Norris and Inglehart’s theoretical explanation of religion’s current condition will be more controversial: a revised version of the secularization thesis, which they base on the “existential security” offered by religion. In contrast to Weber’s view of modernization as “rationalization,” or Durkheim’s as “differentiation,” they trace the growing irrelevance of religion in the modern world to the fact that people can take security for granted. The more secure people become in the developed world, the more they loosen their hold on religion; religion, meanwhile, retains its authority among the less secure but faster-growing populations of the less developed world. “The result of these combined trends,” the authors conclude, “is that rich societies are becoming more secular but the world as a whole is becoming more religious.”
The main response to this theory will properly come from Norris and Inglehart’s fellow scholars, and is likely to focus on three aspects: the authors’ interpretation of the data they offer, their critiques of some of the currently flourishing theories, and their view of secularization as driven by the accrual of “existential security.” Their articulation of the last seems to me particularly disappointing, little more than a restatement of Lucretius’s “Fear made the gods,” and a crude explanation for the crisis of religion, which could be explained as easily by Aleksandr Solzhenitsyn’s simple observation, “Men have forgotten God.”

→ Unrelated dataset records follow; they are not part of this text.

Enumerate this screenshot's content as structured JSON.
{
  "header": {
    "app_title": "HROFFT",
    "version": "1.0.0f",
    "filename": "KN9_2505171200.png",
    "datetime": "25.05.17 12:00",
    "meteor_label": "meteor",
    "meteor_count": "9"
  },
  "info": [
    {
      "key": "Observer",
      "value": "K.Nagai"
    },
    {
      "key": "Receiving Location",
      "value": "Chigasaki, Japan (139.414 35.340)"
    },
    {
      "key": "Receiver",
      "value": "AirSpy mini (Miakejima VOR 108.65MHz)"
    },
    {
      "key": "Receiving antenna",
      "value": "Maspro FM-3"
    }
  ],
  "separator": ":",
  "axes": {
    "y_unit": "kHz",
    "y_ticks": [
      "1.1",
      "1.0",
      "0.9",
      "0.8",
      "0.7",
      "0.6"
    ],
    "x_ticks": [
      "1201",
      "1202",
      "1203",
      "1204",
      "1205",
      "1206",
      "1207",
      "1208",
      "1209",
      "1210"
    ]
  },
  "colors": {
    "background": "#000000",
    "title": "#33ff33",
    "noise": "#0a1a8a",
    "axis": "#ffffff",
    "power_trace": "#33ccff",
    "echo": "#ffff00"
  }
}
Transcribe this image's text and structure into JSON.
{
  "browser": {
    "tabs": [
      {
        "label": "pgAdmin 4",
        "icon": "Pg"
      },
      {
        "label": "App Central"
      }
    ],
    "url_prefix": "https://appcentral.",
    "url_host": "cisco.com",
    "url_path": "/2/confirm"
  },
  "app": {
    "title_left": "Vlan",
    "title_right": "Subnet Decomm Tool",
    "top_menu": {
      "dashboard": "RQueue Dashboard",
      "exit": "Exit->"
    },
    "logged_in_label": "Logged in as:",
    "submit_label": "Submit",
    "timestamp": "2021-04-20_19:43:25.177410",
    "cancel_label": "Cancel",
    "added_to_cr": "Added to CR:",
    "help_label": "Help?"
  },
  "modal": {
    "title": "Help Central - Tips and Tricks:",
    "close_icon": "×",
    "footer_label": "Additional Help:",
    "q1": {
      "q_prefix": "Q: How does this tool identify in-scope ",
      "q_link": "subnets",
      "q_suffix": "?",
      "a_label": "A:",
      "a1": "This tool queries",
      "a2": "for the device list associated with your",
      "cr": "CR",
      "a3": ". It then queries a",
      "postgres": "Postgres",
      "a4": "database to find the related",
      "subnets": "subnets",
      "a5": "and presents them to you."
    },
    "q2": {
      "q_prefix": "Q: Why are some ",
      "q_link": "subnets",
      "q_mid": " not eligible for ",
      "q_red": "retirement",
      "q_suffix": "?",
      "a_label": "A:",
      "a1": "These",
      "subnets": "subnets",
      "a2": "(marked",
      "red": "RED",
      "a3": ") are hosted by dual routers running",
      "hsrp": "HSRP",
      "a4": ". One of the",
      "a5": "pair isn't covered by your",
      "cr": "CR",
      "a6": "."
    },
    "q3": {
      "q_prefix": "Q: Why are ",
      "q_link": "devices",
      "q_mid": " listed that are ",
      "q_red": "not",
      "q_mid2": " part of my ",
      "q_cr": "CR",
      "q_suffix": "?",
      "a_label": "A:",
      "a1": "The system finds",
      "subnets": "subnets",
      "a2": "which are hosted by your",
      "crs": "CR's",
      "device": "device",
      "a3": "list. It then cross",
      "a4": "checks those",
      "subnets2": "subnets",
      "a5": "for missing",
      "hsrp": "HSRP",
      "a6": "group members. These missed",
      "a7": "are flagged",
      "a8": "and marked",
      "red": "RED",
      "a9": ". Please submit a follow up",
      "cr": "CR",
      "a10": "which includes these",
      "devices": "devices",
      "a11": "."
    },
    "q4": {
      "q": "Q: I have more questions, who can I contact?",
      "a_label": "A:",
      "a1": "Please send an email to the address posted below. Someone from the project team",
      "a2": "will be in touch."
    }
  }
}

What really ought to be addressed, however, are the implications of Norris and Inglehart’s findings for the Western democracies. They nowhere discuss religion as having more than a generic, functional role in assuring existential security. Such a view is inadequate for those who take the specific content of faith seriously, and who argue that faiths of a certain shape produce citizens of a certain shape, who in turn produce societies of a certain shape—in other words, that faith must be considered as a set of beliefs with particular consequences and not others. Weber’s magisterial work led the way in this direction, and Baylor University sociologist Rodney Stark’s important work on monotheism adds to it currently.
The condition of religion in the modern world is especially crucial to a society that links religion and public life in any way—and nowhere more crucial than in the United States. Religion in America has flourished not so much in spite of the separation of church and state as because of it. Far from setting up “Christian America,” or establishing any orthodoxy, religious or secular, the Framers envisioned the relationship of faith and freedom in what might be called a golden triangle: Freedom requires virtue, virtue requires faith (of some sort), and faith requires freedom. If the Framers were right, then as faiths go, so goes freedom—and so goes the Republic.
America has yet to experience the discussion of religion in 21st-century national life that “the great experiment” requires and deserves, not just from scholars but from a host of Americans—schoolteachers and political leaders alike. Norris and Inglehart provide data and arguments that will be an invaluable part of that discussion.